By: Manuel “Boy” Mejorada
IT WAS Spiderman who said that “with great power comes great responsibility.”
This is something that every individual who is vested with power, particularly law enforcers, must constantly keep in mind. The badge and firearm issued to them is not a license to abuse the rights of ordinary citizens, and definitely not to kill them without justifiable cause. A law enforcer who fires his or her gun must be held accountable for his actions. It’s time we junked the usual fiction about a victim firing his weapon first, and the shooting was done in self-defense.
With this in mind, I applaud the quick action taken by the Regional Internal Affairs Service (RIAS) of the Philippine National Police (PNP) Regional Office 6 in filing a formal case against three policemen and their commanding officer for the slaying of Adonis Hontiveros one month ago in Sara, Iloilo.
The RIAS has found probable cause to proceed to the next level in which the policemen involved will be given an opportunity to present their evidence.
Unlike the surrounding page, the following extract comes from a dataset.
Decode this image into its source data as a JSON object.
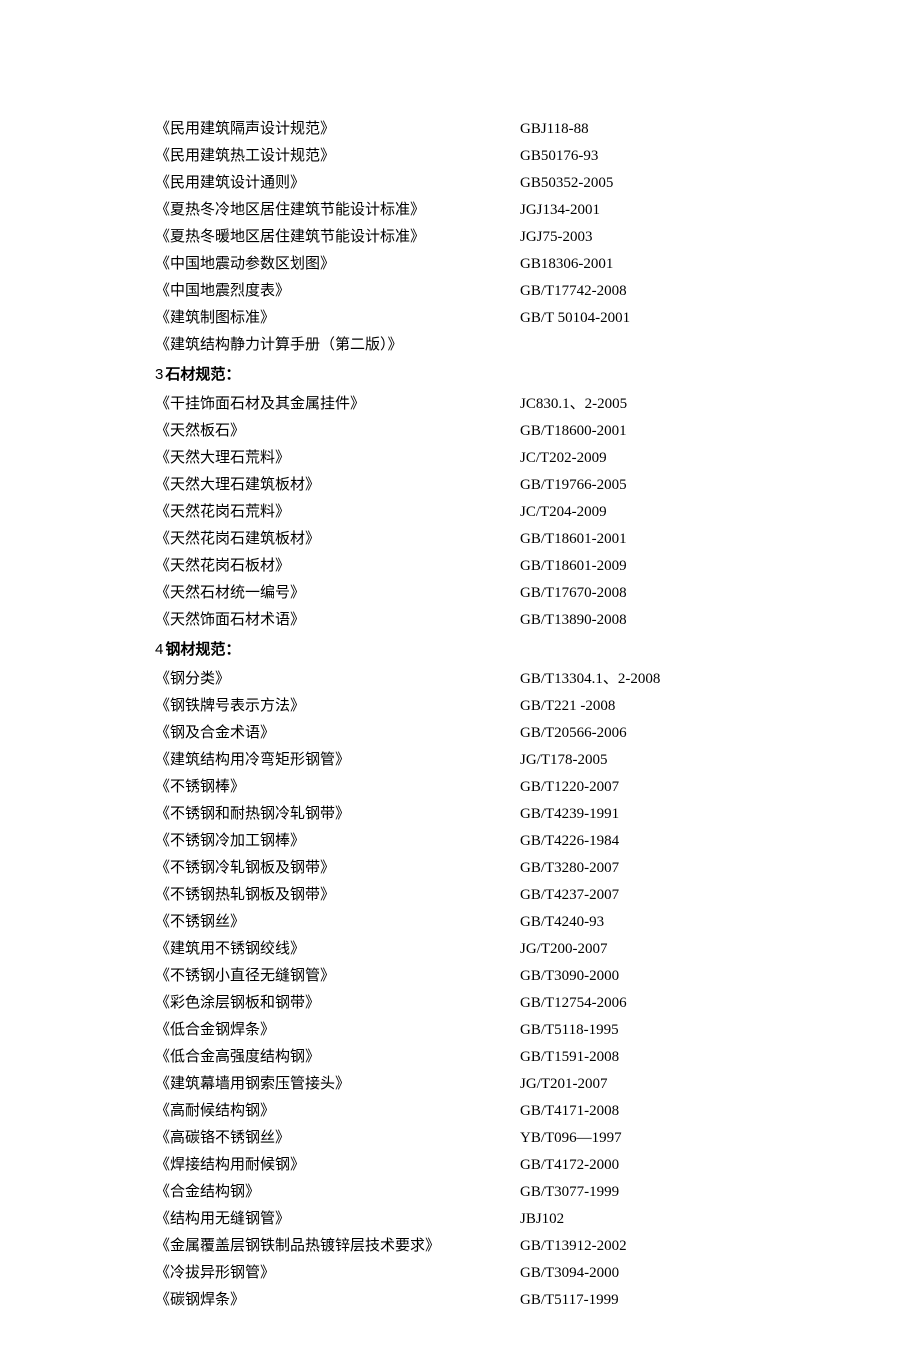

The three policemen — P/Corporal Alfredo Bartolo Jr., P/Corporal John Michael Parcia and P/Patrolman Christopher Paclibar — were charged with grave misconduct. If found guilty, these policemen could be dismissed from the service.
Their commanding officer, P/Lt. Col. Mario Baquiran Jr., was charged with gross neglect of duty.
This administrative case is different from the criminal complaint filed by the victim’s family before the Provincial Prosecutor’s Office.
I have been monitoring this case from day one. I was listening to the news report of Aksyon Radyo Iloilo as I was driving to the airport to catch a flight to Manila. At the time, the circumstances of the case were still sketchy. But there was enough basis for me to conclude that the story presented by the policemen was false. The victim was killed in cold blood.
After about a month, the details have presented an even clearer picture, and there is no doubt in my mind that these policemen shot a defenseless individual whose only fault was being in the wrong place at the wrong time.
One glaring violation committed by the policemen was supposedly conducting a checkpoint in civilian attire. There can be no justification for this transgression of PNP rules and regulations. Policemen who take part in checkpoint duties are required to be in full uniform with their names and rank clearly displayed for purposes of accountability. This is a mechanism for anybody who is accosted at a checkpoint to be able to identify the law enforcers he or she encountered.
A checkpoint does not give law enforcers unbridled authority to do as they please, including engaging in disrespectful and discourteous conduct. It does not give them the power to fire their weapons if they feel like doing so.
Indeed, every law enforcer must constantly keep in mind that a service firearm is issued to him or her to disable or even eliminate a person who puts his or her life in grave danger. In other countries, a police officer firing a pistol or rifle is required to submit an explanation. Even warning shots into the air are discouraged. The rules of engagement are strict: an officer can only fire his or her weapon if his or her safety is jeopardized.
This case should trigger stricter enforcement of the rules of engagement among law enforcers. Accountability is the main issue. Each time a weapon is drawn and the trigger is pulled while the barrel is aimed at another person, then the officer must be able to show that the other person was armed and about to harm him or her. This is a lesson that must be pounded into the minds of our law enforcers.
Police officers are duty-bound to protect and to serve. Firing their pistols at defenseless persons, and killing them, is a grave violation of that mandate. Trigger-happy officers have no place in the organization.